A year and a half after introducing the Eighteenth Amendment, Sen. Morris Sheppard was reelected on November 5, 1918 with 87 percent of the vote.
Although the East Texas native had many other legislative achievements during his 28 years in the U.S. Senate, the ardent prohibitionist would always be remembered as the man who squeezed America dry.
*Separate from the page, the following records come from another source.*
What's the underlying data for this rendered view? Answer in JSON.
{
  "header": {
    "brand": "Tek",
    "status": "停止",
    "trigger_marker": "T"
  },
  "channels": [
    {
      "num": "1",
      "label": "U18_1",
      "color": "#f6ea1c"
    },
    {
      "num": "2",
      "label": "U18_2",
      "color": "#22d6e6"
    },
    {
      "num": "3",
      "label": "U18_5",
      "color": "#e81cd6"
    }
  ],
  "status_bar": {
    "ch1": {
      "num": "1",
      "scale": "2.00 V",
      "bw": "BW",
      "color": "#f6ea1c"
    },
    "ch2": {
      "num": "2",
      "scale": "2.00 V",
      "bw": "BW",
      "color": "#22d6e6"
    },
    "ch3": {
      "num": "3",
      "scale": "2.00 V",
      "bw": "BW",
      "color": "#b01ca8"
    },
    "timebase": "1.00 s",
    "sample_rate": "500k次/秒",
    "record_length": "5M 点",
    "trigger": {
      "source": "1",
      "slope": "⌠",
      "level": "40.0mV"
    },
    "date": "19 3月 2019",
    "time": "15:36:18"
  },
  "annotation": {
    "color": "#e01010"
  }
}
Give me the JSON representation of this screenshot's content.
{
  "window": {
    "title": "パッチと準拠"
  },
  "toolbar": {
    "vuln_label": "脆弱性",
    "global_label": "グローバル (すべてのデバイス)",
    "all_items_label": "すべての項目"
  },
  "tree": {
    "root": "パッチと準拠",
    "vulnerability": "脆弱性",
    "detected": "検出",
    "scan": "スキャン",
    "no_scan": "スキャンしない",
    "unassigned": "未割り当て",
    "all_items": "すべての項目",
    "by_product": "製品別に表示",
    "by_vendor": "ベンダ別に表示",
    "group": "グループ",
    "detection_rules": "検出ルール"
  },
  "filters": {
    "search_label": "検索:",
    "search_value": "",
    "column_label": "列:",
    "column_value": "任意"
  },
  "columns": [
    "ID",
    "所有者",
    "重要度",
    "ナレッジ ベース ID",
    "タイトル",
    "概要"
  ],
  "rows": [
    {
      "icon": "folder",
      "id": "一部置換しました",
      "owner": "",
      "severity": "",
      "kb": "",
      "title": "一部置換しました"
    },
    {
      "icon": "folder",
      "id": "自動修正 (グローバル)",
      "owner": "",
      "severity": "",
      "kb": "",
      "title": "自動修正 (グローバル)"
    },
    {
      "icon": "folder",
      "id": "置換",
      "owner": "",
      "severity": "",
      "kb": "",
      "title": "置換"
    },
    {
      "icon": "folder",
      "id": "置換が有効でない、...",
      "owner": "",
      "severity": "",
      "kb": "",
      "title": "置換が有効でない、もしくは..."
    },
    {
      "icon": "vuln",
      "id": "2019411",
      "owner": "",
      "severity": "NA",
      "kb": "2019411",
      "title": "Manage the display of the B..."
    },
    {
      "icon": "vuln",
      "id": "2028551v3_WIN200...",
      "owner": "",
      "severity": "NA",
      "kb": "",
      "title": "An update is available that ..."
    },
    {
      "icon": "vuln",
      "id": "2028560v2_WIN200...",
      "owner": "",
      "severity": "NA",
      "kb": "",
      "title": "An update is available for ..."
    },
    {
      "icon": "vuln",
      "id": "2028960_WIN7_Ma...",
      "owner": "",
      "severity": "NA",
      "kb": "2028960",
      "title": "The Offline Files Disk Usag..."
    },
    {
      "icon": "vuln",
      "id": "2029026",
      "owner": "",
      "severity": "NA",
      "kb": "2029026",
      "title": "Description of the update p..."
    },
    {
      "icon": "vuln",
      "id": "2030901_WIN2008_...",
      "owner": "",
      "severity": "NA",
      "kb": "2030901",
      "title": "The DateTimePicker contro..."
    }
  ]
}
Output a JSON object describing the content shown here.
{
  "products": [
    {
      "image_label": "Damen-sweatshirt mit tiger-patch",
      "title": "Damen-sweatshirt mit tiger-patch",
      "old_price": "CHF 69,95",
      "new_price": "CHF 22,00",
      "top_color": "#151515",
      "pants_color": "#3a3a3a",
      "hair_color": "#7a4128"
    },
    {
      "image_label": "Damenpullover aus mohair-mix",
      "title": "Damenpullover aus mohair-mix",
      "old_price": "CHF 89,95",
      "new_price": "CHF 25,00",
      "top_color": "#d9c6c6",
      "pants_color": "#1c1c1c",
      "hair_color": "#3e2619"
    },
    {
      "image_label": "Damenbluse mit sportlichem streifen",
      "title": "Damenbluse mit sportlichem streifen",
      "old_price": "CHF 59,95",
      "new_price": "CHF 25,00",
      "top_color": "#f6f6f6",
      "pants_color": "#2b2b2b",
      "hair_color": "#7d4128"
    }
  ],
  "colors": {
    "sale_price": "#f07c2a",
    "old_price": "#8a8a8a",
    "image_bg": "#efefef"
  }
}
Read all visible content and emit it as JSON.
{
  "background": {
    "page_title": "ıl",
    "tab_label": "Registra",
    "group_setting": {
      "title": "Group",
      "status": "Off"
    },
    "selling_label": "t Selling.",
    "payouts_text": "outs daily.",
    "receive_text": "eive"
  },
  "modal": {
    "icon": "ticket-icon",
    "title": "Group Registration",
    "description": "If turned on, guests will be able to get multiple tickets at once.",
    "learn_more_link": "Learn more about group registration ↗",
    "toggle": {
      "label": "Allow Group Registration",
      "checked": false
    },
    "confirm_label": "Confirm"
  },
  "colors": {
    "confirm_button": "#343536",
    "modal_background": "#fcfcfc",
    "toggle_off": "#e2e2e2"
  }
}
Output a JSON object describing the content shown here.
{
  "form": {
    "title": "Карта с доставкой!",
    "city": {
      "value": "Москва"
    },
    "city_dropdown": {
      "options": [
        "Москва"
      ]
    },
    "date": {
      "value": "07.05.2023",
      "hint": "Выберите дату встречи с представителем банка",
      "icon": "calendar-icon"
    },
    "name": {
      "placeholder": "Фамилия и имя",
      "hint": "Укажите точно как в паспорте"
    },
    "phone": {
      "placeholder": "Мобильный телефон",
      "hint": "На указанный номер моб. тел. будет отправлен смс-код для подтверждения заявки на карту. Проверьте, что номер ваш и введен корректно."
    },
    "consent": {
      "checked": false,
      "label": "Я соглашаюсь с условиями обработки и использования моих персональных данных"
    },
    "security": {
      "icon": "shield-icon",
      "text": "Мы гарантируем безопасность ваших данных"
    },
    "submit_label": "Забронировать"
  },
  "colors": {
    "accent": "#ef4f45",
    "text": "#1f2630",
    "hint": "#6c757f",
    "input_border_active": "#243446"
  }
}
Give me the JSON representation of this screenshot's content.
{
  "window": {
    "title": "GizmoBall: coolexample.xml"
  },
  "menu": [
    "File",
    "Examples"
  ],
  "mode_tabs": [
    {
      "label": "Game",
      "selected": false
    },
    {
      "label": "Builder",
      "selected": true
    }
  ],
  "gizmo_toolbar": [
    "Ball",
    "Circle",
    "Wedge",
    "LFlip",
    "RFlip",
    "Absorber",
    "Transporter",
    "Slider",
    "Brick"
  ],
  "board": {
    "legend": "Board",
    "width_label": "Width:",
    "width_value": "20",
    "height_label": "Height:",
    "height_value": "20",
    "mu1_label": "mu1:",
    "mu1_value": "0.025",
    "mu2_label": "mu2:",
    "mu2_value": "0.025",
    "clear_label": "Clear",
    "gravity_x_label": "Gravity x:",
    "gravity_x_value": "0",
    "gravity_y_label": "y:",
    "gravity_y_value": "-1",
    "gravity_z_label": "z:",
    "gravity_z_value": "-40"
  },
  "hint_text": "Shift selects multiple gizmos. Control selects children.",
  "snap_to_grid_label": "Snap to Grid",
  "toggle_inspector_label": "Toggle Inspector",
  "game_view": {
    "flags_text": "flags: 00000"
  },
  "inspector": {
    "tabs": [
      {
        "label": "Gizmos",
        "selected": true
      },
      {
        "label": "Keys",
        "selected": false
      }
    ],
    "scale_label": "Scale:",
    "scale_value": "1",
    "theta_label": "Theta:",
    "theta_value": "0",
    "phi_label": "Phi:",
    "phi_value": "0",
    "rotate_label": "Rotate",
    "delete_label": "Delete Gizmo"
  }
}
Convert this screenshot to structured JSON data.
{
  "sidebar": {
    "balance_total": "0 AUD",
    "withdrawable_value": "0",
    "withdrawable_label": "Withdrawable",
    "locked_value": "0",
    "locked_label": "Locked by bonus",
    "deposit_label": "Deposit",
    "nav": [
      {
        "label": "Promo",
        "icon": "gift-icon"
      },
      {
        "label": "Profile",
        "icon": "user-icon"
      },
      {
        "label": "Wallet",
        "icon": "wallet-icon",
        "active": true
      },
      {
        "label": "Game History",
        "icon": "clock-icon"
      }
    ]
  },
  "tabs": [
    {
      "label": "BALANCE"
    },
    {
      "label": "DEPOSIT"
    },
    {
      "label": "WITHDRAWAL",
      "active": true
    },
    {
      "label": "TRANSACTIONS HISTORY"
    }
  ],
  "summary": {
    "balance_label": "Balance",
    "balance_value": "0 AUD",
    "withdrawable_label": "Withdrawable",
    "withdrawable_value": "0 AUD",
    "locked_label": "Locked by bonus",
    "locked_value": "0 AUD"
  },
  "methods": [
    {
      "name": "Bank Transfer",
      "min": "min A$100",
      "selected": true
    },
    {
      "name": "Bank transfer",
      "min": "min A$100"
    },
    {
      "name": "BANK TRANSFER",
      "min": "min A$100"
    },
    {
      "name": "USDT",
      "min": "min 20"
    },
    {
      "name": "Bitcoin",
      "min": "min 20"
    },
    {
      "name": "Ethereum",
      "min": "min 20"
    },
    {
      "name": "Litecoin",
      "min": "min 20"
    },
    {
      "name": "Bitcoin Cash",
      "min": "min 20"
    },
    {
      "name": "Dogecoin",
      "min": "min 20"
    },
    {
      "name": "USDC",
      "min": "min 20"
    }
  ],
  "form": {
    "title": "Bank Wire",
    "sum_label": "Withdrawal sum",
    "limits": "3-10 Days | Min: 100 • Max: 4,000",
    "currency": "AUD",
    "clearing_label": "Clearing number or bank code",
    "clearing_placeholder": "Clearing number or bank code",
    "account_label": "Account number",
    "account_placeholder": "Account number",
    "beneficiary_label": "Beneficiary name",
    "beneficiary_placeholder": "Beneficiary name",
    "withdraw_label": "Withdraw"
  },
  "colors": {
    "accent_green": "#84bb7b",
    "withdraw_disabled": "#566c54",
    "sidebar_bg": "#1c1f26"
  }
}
Sheppard died in office of a cerebral hemorrhage on April 9, 1941.
An editorial in the July 30, 1914 issue of the “Baptist Standard” described the prohibition movement as “a struggle for a higher Anglo-Saxon civilization against the slum civilization of the great cities.”
The author of an article in the same issue contended the big cities were “the nuclei of vice, depravity, misery and crime generated by the liquor traffic.” No wonder so many Texans got so worked up over the proposed ban on booze!
In the July 30, 1914 edition, “The Baptist Standard,” official organ of the Baptist General Convention of Texas, described the prohibitionist movement as “a struggle for a higher Anglo-Saxon civilization against the slum civilization of the great cities.”
Elsewhere in the same issue, another writer really got carried away. He called big cities “the nuclei of vice, depravity, misery and crime, generated by the liquor traffic, and the places where it executes its most perfect work of temptation, contamination and damnation.”
So when Prohibition became the law of the land six years later, that should have solved the problem, right? Nope, not even close!